Our project is 65,000-ft² multi-tenant warehouse building located in Dartmouth NS scheduled for occupancy in the spring of 2018. The building features a tight and well insulated building envelope, heat recovery ventilation and a central in-floor heating system supplied by air-to-water heat pumps with a peak-load natural gas boiler. A net-metered solar PV system has been sized to offset the cost of both fuel sources to provide the tenant zero (or near zero) heating costs for typical* building use.
Expected heating energy intensity of 1.6 e-kWh/ft²
*based on data from similar buildings in our portfolio
Walkerton Clean Water Centre, Walkerton, Ontario
The Province of Ontario has submitted the Walkerton Clean Water Centre as one of the participants in the Net Zero Carbon Pilot program.
This high-performing site could be upgraded with improved site lighting, heating, and solar shading. The Province is also considering integrating solar Photovoltaic cells. Deeper carbon reductions could come from building operation adjustments, and tenant behavior changes.

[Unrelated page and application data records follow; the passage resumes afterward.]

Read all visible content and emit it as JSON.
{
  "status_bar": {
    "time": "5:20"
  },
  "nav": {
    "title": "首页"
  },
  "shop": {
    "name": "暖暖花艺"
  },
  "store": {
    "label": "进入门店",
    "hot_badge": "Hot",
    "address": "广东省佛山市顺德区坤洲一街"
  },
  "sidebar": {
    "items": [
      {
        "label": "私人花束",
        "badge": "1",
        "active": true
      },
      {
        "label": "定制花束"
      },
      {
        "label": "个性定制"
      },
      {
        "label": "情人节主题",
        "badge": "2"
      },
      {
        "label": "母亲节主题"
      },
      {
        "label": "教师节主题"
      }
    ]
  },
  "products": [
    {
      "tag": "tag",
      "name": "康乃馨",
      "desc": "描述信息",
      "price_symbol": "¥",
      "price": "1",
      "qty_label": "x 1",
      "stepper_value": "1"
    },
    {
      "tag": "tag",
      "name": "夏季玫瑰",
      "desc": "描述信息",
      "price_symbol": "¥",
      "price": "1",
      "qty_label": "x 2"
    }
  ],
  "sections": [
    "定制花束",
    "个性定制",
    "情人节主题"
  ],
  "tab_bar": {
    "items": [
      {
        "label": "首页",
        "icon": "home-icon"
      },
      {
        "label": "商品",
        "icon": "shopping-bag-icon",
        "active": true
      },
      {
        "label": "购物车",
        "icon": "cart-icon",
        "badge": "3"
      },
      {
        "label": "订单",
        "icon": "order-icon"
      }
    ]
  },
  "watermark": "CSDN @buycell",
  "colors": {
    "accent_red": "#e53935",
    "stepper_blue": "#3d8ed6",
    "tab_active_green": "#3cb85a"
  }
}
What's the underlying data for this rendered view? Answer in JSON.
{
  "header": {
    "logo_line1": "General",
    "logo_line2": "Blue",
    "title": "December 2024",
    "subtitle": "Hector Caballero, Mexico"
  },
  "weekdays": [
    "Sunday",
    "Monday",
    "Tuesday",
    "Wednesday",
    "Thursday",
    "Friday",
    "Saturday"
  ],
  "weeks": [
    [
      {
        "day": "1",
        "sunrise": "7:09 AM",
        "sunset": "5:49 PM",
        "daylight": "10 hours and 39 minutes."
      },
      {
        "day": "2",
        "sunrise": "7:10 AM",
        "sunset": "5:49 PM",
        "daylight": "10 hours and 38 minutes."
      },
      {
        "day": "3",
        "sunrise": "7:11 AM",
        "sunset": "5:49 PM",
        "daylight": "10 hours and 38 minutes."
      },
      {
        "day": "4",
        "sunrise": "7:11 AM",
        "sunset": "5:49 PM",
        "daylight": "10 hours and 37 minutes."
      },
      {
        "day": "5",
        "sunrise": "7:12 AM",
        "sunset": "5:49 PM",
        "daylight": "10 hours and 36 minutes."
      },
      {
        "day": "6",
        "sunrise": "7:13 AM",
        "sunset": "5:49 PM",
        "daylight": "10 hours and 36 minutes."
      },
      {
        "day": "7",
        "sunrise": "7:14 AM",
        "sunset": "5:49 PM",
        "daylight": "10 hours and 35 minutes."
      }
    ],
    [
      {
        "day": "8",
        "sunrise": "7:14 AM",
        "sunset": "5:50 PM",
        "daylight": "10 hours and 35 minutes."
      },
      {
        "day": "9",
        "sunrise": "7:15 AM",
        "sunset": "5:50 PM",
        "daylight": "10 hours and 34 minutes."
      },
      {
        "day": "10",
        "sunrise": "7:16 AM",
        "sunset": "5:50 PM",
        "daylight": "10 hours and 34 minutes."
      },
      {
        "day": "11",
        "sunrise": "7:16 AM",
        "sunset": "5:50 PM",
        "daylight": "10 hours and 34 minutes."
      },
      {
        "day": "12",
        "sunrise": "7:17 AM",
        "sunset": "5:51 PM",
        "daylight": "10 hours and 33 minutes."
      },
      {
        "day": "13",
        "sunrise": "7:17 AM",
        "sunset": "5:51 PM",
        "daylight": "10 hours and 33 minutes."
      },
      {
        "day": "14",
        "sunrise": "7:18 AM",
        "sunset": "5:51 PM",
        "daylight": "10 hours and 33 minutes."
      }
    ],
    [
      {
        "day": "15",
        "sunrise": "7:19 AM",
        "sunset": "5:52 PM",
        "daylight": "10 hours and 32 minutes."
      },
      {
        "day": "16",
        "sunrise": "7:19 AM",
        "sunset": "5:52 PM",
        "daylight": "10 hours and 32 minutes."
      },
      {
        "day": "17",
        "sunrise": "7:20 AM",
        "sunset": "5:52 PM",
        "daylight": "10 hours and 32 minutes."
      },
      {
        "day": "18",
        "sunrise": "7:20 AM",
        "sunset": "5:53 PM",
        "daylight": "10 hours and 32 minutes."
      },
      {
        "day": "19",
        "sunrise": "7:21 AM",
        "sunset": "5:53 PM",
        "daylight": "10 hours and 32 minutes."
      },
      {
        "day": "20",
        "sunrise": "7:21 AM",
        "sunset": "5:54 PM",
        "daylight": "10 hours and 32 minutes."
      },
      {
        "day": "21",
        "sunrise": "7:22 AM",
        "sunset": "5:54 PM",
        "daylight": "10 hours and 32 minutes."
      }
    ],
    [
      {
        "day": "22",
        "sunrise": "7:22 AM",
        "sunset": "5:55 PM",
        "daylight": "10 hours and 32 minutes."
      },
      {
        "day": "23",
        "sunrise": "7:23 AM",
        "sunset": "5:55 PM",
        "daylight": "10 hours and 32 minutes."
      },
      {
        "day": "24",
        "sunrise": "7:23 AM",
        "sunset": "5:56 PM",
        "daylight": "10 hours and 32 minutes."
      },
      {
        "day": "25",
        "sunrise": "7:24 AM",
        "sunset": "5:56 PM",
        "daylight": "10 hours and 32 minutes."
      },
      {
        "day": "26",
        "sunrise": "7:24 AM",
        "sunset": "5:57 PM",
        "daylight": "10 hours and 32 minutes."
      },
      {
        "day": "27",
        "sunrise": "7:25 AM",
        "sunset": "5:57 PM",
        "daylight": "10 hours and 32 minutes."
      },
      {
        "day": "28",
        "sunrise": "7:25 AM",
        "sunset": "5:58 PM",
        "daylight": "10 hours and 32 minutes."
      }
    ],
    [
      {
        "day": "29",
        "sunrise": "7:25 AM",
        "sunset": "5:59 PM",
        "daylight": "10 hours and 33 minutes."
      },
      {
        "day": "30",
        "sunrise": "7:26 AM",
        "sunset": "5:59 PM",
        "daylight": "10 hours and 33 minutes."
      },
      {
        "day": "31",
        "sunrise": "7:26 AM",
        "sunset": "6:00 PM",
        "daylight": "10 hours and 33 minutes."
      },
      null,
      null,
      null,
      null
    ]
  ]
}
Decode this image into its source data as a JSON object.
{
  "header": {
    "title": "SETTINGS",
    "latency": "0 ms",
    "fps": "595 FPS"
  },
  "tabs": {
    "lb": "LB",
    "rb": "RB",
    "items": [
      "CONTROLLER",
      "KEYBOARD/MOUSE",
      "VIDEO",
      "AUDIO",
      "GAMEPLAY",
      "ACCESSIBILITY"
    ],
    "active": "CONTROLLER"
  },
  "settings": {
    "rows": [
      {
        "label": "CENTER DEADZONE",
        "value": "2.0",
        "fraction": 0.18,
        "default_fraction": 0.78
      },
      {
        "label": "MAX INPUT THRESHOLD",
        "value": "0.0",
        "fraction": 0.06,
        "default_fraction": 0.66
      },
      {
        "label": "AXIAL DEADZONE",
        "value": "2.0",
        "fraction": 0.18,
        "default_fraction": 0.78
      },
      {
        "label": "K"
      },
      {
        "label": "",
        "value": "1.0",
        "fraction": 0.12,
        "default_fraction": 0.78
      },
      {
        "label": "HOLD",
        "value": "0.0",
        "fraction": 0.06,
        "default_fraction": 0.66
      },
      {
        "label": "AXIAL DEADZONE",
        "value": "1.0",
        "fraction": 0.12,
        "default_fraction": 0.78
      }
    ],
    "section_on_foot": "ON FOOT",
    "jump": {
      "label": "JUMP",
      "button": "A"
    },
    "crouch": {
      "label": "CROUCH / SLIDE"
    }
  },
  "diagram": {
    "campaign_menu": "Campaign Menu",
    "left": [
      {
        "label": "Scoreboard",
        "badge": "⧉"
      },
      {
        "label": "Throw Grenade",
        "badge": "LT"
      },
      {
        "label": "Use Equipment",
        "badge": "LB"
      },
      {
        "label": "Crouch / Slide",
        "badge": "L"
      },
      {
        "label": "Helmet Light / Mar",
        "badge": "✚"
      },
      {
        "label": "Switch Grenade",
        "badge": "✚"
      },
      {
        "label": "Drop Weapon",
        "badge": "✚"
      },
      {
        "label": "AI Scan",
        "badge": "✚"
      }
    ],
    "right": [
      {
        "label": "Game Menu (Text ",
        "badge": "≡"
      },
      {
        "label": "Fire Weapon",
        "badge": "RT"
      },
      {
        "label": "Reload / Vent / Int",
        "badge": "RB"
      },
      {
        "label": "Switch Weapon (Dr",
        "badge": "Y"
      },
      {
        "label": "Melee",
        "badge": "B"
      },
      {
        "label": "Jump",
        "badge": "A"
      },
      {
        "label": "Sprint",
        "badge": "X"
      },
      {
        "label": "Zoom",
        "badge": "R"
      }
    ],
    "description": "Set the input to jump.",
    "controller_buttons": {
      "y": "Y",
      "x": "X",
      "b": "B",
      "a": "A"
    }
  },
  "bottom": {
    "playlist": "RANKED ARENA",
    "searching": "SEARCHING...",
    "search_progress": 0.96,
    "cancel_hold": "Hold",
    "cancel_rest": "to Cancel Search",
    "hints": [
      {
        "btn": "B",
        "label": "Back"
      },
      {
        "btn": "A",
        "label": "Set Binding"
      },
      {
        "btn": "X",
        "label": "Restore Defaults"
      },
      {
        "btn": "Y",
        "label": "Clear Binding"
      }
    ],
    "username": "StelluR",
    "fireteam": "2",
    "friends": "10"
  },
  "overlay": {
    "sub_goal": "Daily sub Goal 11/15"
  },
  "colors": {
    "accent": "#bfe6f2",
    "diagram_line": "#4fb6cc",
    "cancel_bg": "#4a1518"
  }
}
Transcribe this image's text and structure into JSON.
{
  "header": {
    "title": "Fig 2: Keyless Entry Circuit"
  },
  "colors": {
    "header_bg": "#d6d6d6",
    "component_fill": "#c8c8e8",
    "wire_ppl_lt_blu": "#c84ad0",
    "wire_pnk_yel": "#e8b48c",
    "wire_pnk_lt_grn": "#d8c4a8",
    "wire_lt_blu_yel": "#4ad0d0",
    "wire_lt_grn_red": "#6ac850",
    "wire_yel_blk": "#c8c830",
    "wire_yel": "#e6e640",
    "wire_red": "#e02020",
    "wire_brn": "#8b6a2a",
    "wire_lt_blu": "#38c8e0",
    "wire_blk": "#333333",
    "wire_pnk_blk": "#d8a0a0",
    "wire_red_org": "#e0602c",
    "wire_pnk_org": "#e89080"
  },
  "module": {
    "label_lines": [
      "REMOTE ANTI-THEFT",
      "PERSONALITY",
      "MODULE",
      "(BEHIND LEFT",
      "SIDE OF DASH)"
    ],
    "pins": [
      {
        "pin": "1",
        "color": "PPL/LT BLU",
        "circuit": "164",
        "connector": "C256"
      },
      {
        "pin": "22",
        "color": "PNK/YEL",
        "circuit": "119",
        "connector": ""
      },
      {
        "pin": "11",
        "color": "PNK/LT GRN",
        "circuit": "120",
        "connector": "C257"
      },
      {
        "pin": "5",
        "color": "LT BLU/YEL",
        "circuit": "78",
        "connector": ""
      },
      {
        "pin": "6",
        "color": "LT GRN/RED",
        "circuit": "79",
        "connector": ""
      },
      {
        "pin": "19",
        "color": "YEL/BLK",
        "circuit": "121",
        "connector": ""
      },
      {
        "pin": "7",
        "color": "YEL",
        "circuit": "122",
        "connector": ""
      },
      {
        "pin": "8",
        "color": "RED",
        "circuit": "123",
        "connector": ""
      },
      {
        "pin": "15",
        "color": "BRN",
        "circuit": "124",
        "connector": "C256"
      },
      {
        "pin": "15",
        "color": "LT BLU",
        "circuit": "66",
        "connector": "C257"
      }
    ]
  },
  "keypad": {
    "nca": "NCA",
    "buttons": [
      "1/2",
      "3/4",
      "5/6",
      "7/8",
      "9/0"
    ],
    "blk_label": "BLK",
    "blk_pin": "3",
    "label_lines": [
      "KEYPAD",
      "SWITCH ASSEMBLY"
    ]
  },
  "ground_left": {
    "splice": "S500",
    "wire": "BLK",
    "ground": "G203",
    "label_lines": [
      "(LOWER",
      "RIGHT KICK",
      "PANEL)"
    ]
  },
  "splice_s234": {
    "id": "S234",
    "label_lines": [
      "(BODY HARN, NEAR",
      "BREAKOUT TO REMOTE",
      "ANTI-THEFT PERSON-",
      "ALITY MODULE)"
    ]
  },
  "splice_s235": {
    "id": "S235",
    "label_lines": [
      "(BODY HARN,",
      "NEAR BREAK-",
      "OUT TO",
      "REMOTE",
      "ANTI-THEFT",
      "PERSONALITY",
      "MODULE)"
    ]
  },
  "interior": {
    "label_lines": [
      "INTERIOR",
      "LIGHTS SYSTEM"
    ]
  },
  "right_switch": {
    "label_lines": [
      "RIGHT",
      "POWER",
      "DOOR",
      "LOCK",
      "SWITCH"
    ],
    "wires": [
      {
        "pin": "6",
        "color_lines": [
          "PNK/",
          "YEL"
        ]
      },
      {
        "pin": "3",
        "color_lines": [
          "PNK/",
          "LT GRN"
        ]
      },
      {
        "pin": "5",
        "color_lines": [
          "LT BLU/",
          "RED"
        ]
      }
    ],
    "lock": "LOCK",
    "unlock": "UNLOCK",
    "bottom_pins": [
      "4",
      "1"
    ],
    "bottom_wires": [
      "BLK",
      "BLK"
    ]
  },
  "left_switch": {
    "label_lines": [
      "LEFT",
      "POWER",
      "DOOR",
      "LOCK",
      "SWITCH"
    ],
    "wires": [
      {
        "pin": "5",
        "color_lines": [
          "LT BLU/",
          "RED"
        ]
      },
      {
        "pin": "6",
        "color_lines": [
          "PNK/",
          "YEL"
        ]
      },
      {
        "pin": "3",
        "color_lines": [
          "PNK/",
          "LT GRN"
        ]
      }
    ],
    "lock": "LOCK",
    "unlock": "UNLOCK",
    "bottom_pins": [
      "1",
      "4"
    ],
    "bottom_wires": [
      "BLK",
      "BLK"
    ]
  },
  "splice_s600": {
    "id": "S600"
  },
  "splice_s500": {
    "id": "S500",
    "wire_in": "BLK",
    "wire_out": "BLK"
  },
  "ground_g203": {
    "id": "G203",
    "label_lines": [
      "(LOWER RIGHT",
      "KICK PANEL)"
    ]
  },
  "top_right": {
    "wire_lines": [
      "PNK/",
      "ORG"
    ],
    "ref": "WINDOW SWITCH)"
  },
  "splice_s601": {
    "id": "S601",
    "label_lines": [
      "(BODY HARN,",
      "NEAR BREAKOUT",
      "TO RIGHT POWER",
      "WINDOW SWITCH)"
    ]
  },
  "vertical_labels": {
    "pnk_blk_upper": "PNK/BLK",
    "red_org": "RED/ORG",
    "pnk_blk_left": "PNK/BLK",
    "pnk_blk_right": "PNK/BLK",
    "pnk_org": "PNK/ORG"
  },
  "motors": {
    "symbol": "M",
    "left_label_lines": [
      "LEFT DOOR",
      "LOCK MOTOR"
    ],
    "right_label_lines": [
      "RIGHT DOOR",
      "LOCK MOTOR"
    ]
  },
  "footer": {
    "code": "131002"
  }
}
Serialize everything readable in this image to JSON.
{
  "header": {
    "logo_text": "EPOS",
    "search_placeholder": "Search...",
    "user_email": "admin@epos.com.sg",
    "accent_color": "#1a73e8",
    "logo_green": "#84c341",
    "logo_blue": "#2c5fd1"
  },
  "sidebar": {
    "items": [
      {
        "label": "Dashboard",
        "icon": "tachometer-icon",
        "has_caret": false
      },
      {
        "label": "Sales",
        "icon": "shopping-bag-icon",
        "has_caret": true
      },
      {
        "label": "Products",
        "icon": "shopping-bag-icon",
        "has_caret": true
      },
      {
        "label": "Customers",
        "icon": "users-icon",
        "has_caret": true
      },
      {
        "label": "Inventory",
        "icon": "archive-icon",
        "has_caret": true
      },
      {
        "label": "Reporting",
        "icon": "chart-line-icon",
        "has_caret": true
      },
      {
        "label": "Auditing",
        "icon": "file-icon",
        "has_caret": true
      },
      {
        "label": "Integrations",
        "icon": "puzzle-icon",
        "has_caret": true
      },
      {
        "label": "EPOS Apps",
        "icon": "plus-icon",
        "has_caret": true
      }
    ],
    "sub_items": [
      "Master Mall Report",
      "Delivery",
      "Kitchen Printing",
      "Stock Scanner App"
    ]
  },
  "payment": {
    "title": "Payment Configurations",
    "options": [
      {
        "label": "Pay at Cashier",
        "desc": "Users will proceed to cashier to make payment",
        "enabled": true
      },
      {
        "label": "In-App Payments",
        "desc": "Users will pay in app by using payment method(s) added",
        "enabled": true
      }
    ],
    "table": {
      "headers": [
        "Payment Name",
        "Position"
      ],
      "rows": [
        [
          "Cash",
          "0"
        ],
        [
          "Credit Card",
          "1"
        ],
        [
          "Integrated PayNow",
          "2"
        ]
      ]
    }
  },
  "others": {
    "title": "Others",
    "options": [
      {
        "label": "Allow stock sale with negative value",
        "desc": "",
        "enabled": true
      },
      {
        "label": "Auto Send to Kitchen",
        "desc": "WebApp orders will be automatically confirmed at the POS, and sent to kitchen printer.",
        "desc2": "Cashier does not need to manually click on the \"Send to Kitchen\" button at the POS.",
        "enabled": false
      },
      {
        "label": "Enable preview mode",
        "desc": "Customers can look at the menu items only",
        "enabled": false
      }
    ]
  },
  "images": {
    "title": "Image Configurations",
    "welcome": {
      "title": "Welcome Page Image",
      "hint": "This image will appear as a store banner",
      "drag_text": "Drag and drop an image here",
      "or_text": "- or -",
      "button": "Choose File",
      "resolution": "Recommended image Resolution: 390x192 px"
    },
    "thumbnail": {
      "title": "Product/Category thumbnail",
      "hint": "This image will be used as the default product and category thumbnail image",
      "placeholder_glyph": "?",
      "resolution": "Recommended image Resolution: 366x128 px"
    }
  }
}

The project team is excited to find out what other program participants are considering for their facilities, and to share knowledge of what has worked to improve the Walkerton Clean Water Centre’s carbon performance.
New Curé-Paquin Elementary School,
This new elementary school will welcome over 300 students in late fall 2018. The 2800 m² locally-sourced wood building will create a comfortable learning environment with an ambitious energy intensity target of less than 0.20 GJ/m2y. Passive strategies include: an enhanced building envelope with reduced thermal bridging, optimized natural daylighting and ventilation, and low carbon/VOC materials for improved IAQ. Active strategies include 100% geothermal for heating and cooling, with hydronic radiant floors, displacement ventilation and heat recovery; sensor-controlled LED lighting; and PV to meet remaining energy demands and enable net metering long term. The schoolyard design is biophilic and the site planning supports low carbon transportation.
Ask the Expert: Maxime Boisclair of Beaudoin Hurens discusses their involvement in CaGBC's Zero Carbon Building Pilot Program »
West 8th and Pine, Vancouver:
Proposed Mixed-Use Development,
Vancouver, British Columbia
Perkins+Will is in the early stages of design for a mixed-use high performance development in Vancouver that aims to set a new environmental standard for the city. The project seeks to be a deeply sustainable development integrating energy, water, health and wellness, and social sustainability. With an initial energy target of 40 kWH/m2/yr, the project endeavors to comply with the City of Vancouver’s new Zero Emissions Building Plan, pursue Passive House certification, and sets ambitious goals for potable water use reduction and rainwater reuse.
Health Sciences Center (HSC),
Kelowna, British Columbia
This 30,000 ft2 addition to our existing Laboratory building will provide a state of the art facility to better serve our healthcare sciences students. Following similar guiding principles as our previous Center of Excellence, and most recent Trades Training Complex, this building will be certified LEED Platinum and will also include Solar Arrays as well as utilizing heat from the neighboring waste water treatment plant for its primary energy needs. Other features (typical of OC’s construction standard) will include:
- Energy consumption target of <75 ekWh/m2/annum
- Storm water harvesting
- LED lighting w/ daylight harvesting
- High-efficiency plumbing fixtures
- Green roof
1133 Melville, Vancouver, British Columbia &
30 Bay Street, Toronto, Ontario
Oxford has been a leader in sustainability since first announcing our commitment to reducing greenhouse gas emissions across our portfolio by 20% in 2008. Our commitment to maintaining our leadership position in sustainability has taken a lot of work and brought with it a lot of firsts. Most notably, Oxford has been recognized as the North American leader in sustainability (diversified office/retail category) by GRESB for four consecutive years. Oxford is now committing to the next leadership challenge: participating in CaGBC’s Zero Carbon Buildings Standard pilot program for two premier office tower developments, 1133 Melville in Vancouver and 30 Bay Street in Toronto.